=== Task input ===
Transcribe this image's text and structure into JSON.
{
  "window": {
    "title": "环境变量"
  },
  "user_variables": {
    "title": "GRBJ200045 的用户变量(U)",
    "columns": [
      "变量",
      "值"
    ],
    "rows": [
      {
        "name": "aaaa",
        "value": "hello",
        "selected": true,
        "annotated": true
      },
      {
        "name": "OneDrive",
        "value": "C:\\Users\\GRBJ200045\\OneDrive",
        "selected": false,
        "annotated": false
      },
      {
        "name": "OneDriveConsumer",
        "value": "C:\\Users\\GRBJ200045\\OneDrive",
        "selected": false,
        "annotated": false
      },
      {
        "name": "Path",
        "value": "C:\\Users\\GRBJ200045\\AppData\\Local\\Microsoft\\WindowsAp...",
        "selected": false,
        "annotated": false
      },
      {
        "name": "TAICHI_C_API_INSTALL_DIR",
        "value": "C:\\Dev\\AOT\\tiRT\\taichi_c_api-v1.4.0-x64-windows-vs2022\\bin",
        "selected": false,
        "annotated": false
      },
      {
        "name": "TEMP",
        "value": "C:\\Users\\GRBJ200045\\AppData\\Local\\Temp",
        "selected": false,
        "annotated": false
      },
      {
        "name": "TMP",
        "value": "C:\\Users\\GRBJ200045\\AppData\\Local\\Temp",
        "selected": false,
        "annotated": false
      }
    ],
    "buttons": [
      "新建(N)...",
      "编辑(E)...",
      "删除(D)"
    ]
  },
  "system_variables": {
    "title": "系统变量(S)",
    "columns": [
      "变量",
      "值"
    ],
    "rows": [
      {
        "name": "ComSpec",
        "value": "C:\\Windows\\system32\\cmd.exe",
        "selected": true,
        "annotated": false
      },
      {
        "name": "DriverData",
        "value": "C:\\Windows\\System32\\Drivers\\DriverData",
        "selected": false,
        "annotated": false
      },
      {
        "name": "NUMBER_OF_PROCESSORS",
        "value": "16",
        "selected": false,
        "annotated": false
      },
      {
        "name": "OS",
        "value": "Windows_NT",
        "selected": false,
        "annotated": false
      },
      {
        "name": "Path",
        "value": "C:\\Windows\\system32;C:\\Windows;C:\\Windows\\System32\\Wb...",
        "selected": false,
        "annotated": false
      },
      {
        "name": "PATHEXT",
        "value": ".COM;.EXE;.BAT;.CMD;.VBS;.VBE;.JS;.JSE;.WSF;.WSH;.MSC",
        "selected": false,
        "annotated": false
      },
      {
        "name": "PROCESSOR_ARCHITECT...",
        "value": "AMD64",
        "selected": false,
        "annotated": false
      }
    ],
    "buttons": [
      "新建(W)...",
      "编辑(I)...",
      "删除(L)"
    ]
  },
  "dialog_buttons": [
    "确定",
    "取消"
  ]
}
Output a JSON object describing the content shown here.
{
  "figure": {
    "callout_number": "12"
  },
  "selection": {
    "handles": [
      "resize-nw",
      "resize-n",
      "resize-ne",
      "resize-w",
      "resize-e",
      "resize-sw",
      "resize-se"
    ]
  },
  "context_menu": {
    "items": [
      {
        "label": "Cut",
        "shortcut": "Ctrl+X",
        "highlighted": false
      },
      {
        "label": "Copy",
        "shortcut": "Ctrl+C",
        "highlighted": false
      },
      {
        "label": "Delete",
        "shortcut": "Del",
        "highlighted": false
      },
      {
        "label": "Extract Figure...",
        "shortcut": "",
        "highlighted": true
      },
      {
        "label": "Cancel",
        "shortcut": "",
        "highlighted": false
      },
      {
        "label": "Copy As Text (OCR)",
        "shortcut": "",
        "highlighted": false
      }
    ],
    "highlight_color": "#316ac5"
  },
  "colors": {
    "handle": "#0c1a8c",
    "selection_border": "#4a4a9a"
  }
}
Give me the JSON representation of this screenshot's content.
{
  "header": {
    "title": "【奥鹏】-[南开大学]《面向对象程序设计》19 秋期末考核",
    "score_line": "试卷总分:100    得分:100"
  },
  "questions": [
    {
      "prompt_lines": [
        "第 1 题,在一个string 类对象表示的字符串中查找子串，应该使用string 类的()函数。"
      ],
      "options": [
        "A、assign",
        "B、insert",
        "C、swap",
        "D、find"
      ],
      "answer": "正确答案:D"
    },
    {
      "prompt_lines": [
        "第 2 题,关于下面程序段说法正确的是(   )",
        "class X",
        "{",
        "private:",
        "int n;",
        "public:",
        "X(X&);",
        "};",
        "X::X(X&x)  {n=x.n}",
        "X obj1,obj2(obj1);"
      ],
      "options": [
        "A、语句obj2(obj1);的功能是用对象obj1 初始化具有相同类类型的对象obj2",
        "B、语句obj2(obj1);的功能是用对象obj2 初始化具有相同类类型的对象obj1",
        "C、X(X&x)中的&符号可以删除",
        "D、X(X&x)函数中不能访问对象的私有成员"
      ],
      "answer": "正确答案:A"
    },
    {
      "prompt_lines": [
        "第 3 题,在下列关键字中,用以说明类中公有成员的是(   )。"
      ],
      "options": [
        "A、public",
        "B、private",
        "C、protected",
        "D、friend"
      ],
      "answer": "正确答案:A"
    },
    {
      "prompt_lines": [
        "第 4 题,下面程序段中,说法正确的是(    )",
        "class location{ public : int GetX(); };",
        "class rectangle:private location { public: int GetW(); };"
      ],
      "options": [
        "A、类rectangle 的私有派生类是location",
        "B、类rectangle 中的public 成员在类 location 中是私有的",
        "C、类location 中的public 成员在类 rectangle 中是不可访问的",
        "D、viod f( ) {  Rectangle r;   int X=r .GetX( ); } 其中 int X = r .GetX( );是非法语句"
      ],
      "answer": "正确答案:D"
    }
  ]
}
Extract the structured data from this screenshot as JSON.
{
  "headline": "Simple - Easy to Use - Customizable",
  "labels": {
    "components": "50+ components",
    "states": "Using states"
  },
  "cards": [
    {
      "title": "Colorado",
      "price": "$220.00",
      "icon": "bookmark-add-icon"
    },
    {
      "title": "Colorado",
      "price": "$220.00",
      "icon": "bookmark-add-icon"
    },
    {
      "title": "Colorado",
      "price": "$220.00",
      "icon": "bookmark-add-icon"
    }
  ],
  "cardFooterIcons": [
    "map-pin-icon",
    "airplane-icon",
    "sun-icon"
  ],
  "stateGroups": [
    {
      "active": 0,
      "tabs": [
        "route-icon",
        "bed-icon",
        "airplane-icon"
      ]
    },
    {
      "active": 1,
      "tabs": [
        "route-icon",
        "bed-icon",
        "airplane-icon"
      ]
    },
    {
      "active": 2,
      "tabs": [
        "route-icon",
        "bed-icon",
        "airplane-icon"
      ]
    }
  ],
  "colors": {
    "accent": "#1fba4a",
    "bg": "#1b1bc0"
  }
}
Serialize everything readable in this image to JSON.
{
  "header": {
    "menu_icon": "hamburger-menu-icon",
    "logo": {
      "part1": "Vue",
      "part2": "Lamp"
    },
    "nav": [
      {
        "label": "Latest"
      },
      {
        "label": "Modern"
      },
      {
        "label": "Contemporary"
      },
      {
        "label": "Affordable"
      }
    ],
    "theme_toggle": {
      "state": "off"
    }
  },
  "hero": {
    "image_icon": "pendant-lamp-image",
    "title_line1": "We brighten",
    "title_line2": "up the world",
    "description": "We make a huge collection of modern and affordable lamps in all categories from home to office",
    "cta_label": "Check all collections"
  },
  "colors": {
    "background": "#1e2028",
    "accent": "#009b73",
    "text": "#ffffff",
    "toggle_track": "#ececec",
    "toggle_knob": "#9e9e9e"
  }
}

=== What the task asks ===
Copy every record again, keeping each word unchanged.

=== Task answer ===
Transcribe this image's text and structure into JSON.
{
  "window": {
    "title": "环境变量"
  },
  "user_variables": {
    "title": "GRBJ200045 的用户变量(U)",
    "columns": [
      "变量",
      "值"
    ],
    "rows": [
      {
        "name": "aaaa",
        "value": "hello",
        "selected": true,
        "annotated": true
      },
      {
        "name": "OneDrive",
        "value": "C:\\Users\\GRBJ200045\\OneDrive",
        "selected": false,
        "annotated": false
      },
      {
        "name": "OneDriveConsumer",
        "value": "C:\\Users\\GRBJ200045\\OneDrive",
        "selected": false,
        "annotated": false
      },
      {
        "name": "Path",
        "value": "C:\\Users\\GRBJ200045\\AppData\\Local\\Microsoft\\WindowsAp...",
        "selected": false,
        "annotated": false
      },
      {
        "name": "TAICHI_C_API_INSTALL_DIR",
        "value": "C:\\Dev\\AOT\\tiRT\\taichi_c_api-v1.4.0-x64-windows-vs2022\\bin",
        "selected": false,
        "annotated": false
      },
      {
        "name": "TEMP",
        "value": "C:\\Users\\GRBJ200045\\AppData\\Local\\Temp",
        "selected": false,
        "annotated": false
      },
      {
        "name": "TMP",
        "value": "C:\\Users\\GRBJ200045\\AppData\\Local\\Temp",
        "selected": false,
        "annotated": false
      }
    ],
    "buttons": [
      "新建(N)...",
      "编辑(E)...",
      "删除(D)"
    ]
  },
  "system_variables": {
    "title": "系统变量(S)",
    "columns": [
      "变量",
      "值"
    ],
    "rows": [
      {
        "name": "ComSpec",
        "value": "C:\\Windows\\system32\\cmd.exe",
        "selected": true,
        "annotated": false
      },
      {
        "name": "DriverData",
        "value": "C:\\Windows\\System32\\Drivers\\DriverData",
        "selected": false,
        "annotated": false
      },
      {
        "name": "NUMBER_OF_PROCESSORS",
        "value": "16",
        "selected": false,
        "annotated": false
      },
      {
        "name": "OS",
        "value": "Windows_NT",
        "selected": false,
        "annotated": false
      },
      {
        "name": "Path",
        "value": "C:\\Windows\\system32;C:\\Windows;C:\\Windows\\System32\\Wb...",
        "selected": false,
        "annotated": false
      },
      {
        "name": "PATHEXT",
        "value": ".COM;.EXE;.BAT;.CMD;.VBS;.VBE;.JS;.JSE;.WSF;.WSH;.MSC",
        "selected": false,
        "annotated": false
      },
      {
        "name": "PROCESSOR_ARCHITECT...",
        "value": "AMD64",
        "selected": false,
        "annotated": false
      }
    ],
    "buttons": [
      "新建(W)...",
      "编辑(I)...",
      "删除(L)"
    ]
  },
  "dialog_buttons": [
    "确定",
    "取消"
  ]
}
Output a JSON object describing the content shown here.
{
  "figure": {
    "callout_number": "12"
  },
  "selection": {
    "handles": [
      "resize-nw",
      "resize-n",
      "resize-ne",
      "resize-w",
      "resize-e",
      "resize-sw",
      "resize-se"
    ]
  },
  "context_menu": {
    "items": [
      {
        "label": "Cut",
        "shortcut": "Ctrl+X",
        "highlighted": false
      },
      {
        "label": "Copy",
        "shortcut": "Ctrl+C",
        "highlighted": false
      },
      {
        "label": "Delete",
        "shortcut": "Del",
        "highlighted": false
      },
      {
        "label": "Extract Figure...",
        "shortcut": "",
        "highlighted": true
      },
      {
        "label": "Cancel",
        "shortcut": "",
        "highlighted": false
      },
      {
        "label": "Copy As Text (OCR)",
        "shortcut": "",
        "highlighted": false
      }
    ],
    "highlight_color": "#316ac5"
  },
  "colors": {
    "handle": "#0c1a8c",
    "selection_border": "#4a4a9a"
  }
}
Give me the JSON representation of this screenshot's content.
{
  "header": {
    "title": "【奥鹏】-[南开大学]《面向对象程序设计》19 秋期末考核",
    "score_line": "试卷总分:100    得分:100"
  },
  "questions": [
    {
      "prompt_lines": [
        "第 1 题,在一个string 类对象表示的字符串中查找子串，应该使用string 类的()函数。"
      ],
      "options": [
        "A、assign",
        "B、insert",
        "C、swap",
        "D、find"
      ],
      "answer": "正确答案:D"
    },
    {
      "prompt_lines": [
        "第 2 题,关于下面程序段说法正确的是(   )",
        "class X",
        "{",
        "private:",
        "int n;",
        "public:",
        "X(X&);",
        "};",
        "X::X(X&x)  {n=x.n}",
        "X obj1,obj2(obj1);"
      ],
      "options": [
        "A、语句obj2(obj1);的功能是用对象obj1 初始化具有相同类类型的对象obj2",
        "B、语句obj2(obj1);的功能是用对象obj2 初始化具有相同类类型的对象obj1",
        "C、X(X&x)中的&符号可以删除",
        "D、X(X&x)函数中不能访问对象的私有成员"
      ],
      "answer": "正确答案:A"
    },
    {
      "prompt_lines": [
        "第 3 题,在下列关键字中,用以说明类中公有成员的是(   )。"
      ],
      "options": [
        "A、public",
        "B、private",
        "C、protected",
        "D、friend"
      ],
      "answer": "正确答案:A"
    },
    {
      "prompt_lines": [
        "第 4 题,下面程序段中,说法正确的是(    )",
        "class location{ public : int GetX(); };",
        "class rectangle:private location { public: int GetW(); };"
      ],
      "options": [
        "A、类rectangle 的私有派生类是location",
        "B、类rectangle 中的public 成员在类 location 中是私有的",
        "C、类location 中的public 成员在类 rectangle 中是不可访问的",
        "D、viod f( ) {  Rectangle r;   int X=r .GetX( ); } 其中 int X = r .GetX( );是非法语句"
      ],
      "answer": "正确答案:D"
    }
  ]
}
Extract the structured data from this screenshot as JSON.
{
  "headline": "Simple - Easy to Use - Customizable",
  "labels": {
    "components": "50+ components",
    "states": "Using states"
  },
  "cards": [
    {
      "title": "Colorado",
      "price": "$220.00",
      "icon": "bookmark-add-icon"
    },
    {
      "title": "Colorado",
      "price": "$220.00",
      "icon": "bookmark-add-icon"
    },
    {
      "title": "Colorado",
      "price": "$220.00",
      "icon": "bookmark-add-icon"
    }
  ],
  "cardFooterIcons": [
    "map-pin-icon",
    "airplane-icon",
    "sun-icon"
  ],
  "stateGroups": [
    {
      "active": 0,
      "tabs": [
        "route-icon",
        "bed-icon",
        "airplane-icon"
      ]
    },
    {
      "active": 1,
      "tabs": [
        "route-icon",
        "bed-icon",
        "airplane-icon"
      ]
    },
    {
      "active": 2,
      "tabs": [
        "route-icon",
        "bed-icon",
        "airplane-icon"
      ]
    }
  ],
  "colors": {
    "accent": "#1fba4a",
    "bg": "#1b1bc0"
  }
}
Serialize everything readable in this image to JSON.
{
  "header": {
    "menu_icon": "hamburger-menu-icon",
    "logo": {
      "part1": "Vue",
      "part2": "Lamp"
    },
    "nav": [
      {
        "label": "Latest"
      },
      {
        "label": "Modern"
      },
      {
        "label": "Contemporary"
      },
      {
        "label": "Affordable"
      }
    ],
    "theme_toggle": {
      "state": "off"
    }
  },
  "hero": {
    "image_icon": "pendant-lamp-image",
    "title_line1": "We brighten",
    "title_line2": "up the world",
    "description": "We make a huge collection of modern and affordable lamps in all categories from home to office",
    "cta_label": "Check all collections"
  },
  "colors": {
    "background": "#1e2028",
    "accent": "#009b73",
    "text": "#ffffff",
    "toggle_track": "#ececec",
    "toggle_knob": "#9e9e9e"
  }
}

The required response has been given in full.